For my final project, I hope to lay the pedagogical groundwork for the development of a new version of the digital research notebook that could serve as the basis for a self-directed "course" or perhaps more accurately, "sequence of activities" on developing research skills. If successful, there could be a variety of potential applications for this notebook:
- incorporation of the entire notebook or modular elements of the notebook into other courses seeking to strengthen the scaffolding of the research and writing process outside of class time;
- as a resource in support of a reference interview in which peer-to-peer research assistants could help students focus on their current research/writing challenge, and then identify subsequent steps as activities in the research notebook;
- as a recommended resource for students engaging in writing consultations with the Undergraduate Writing Center;
- as the foundation for the development of a series of self-directed, sequenced learning modules in research skills and strategies.
1. What technologies (and these can be old, new, or emerging) might be most appropriate for your final project?
- Campus google docs: http://g.ucla.edu/
- CCLE (UCLA's Moodle instance)
- A growing series of YouTube videos on research strategies
2. Does your final project align with any of the trends represented in the Horizon Report you reviewed?
Related trends from the NMC Horizon Report > 2014 Higher Education Edition:Scaling Teaching Innovations
It is hard to say whether Honors 101i is innovative or not, but our assessments to date have all shown that it has been an effective course, both in terms of helping students develop a deeper and more diverse personal approach to the research process and in building a supportive learning community. For me the trend in this case is not so much "scaling teaching innovations" but rather: how do we scale effective instructional practice, particularly for a course that involves extensive engagement and interaction both online and face-to-face (f2f).
The question of scaling effective instructional practice is an exceptionally important one for us. Continually increasing enrollment increases the pressure on our existing service models for instruction and reference. For instructional services, our team is at or near our capacity. For research assistance services, while we are not currently close to our service capacity, our campus partners at the Undergraduate Writing Center are frequently fully booked. As we continue to learn the secrets of their success, we have the potential to greatly increase the number of students engaging with research assistance services in the future. Our challenge then is not one of advocacy or "inserting ourselves into the curriculum" -- in many ways we are already well integrated into the curriculum in strategic areas, and likely have more opportunities for embedded/consultative librarianship than our current staff size can effectively deliver. As just one example, there are multiple Undergraduate Education Initiatives with research components where we would welcome an opportunity to increase our instructional engagement given the staffing/capacity. This will only be possible if we learn to build on the success of our smaller-scale engagements, and make some of those learning outcomes accessible to large groups of the undergraduate population through at-scale solutions. This speaks for the creation of a service ecosystem built out of the interaction between our existing services, and the innovative development of more scalable solutions.
Integration of Online, Hybrid, and Collaborative Learning
One could call the current approach to 101i "integrated" in that it attempts to bring together collaborative f2f instruction with independent and reflective learning outside of class time.

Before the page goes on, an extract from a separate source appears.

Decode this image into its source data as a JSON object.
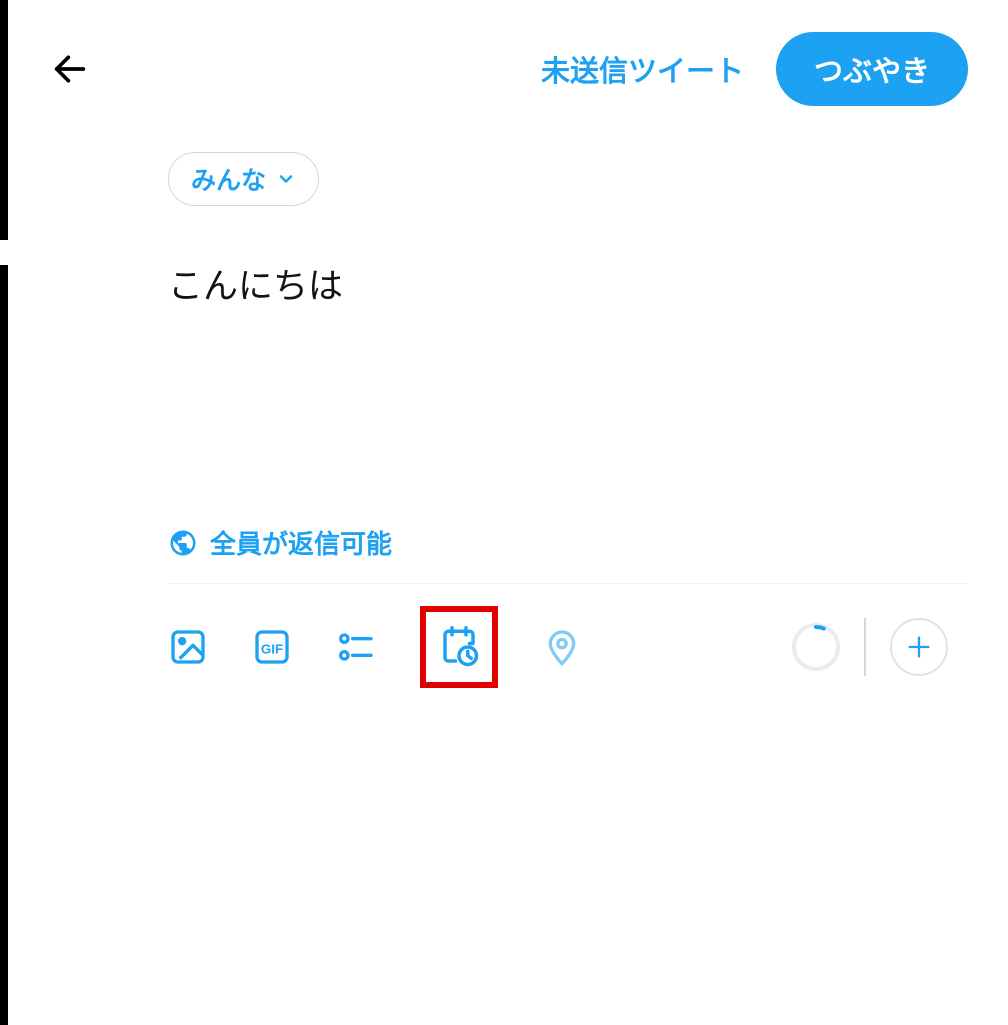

By some definitions it is "hybrid" or "blended" instruction, though it would be hard to say whether the instruction leans toward either the face-to-face or online..... I think of the course as instruction involving a variety of modes, and find it challenging to imagine a course called "Research Today" taught without some sort of mix of the digital and "traditional."
The possible adaption of the course I'm exploring here relates well to the "integration" trend mentioned in the Horizon Report in that it is an attempt to adapt an effective instructional practice currently delivered in one context into a framework or collection of "de-bundled" instructional elements potentially impactful across multiple contexts and/or modes of learning.
Research Project Calculator, enhanced with google calendar integration, text reminders, and "smart" applications of learning analytics and the quantified self to assist students with the planning, personal organization, time-on-task, and meta-learning required for success with a long format research/writing assignment. Of course, we would want to make sure that in all of this, we would not be following entirely in the footsteps of clippy.
3. How does your choice of technology enhance or improve instruction, or motivate learners?
The technology here is not absolutely essential, and I hope that in addition to developing the google docs version of the research notebook, we will at the same time be able to develop a similar series of paper handouts that accomplish very similar learning outcomes. The higher-tech version would benefit from the use of supported campus technologies (like http://g.ucla.edu and http://ccle.ucla.edu). There is also a potential benefit from the integrated use of multiple tools (e.g., google docs + zotero/endnote + ....).
The general idea though, is to further diversity our instructional toolbox, and create learning opportunities for students that include but extend well beyond the one-shot, are effective for diverse learning styles, and are discoverable at a variety of points of need (including the syllabus, course management system, and through direct engagement with library service structures).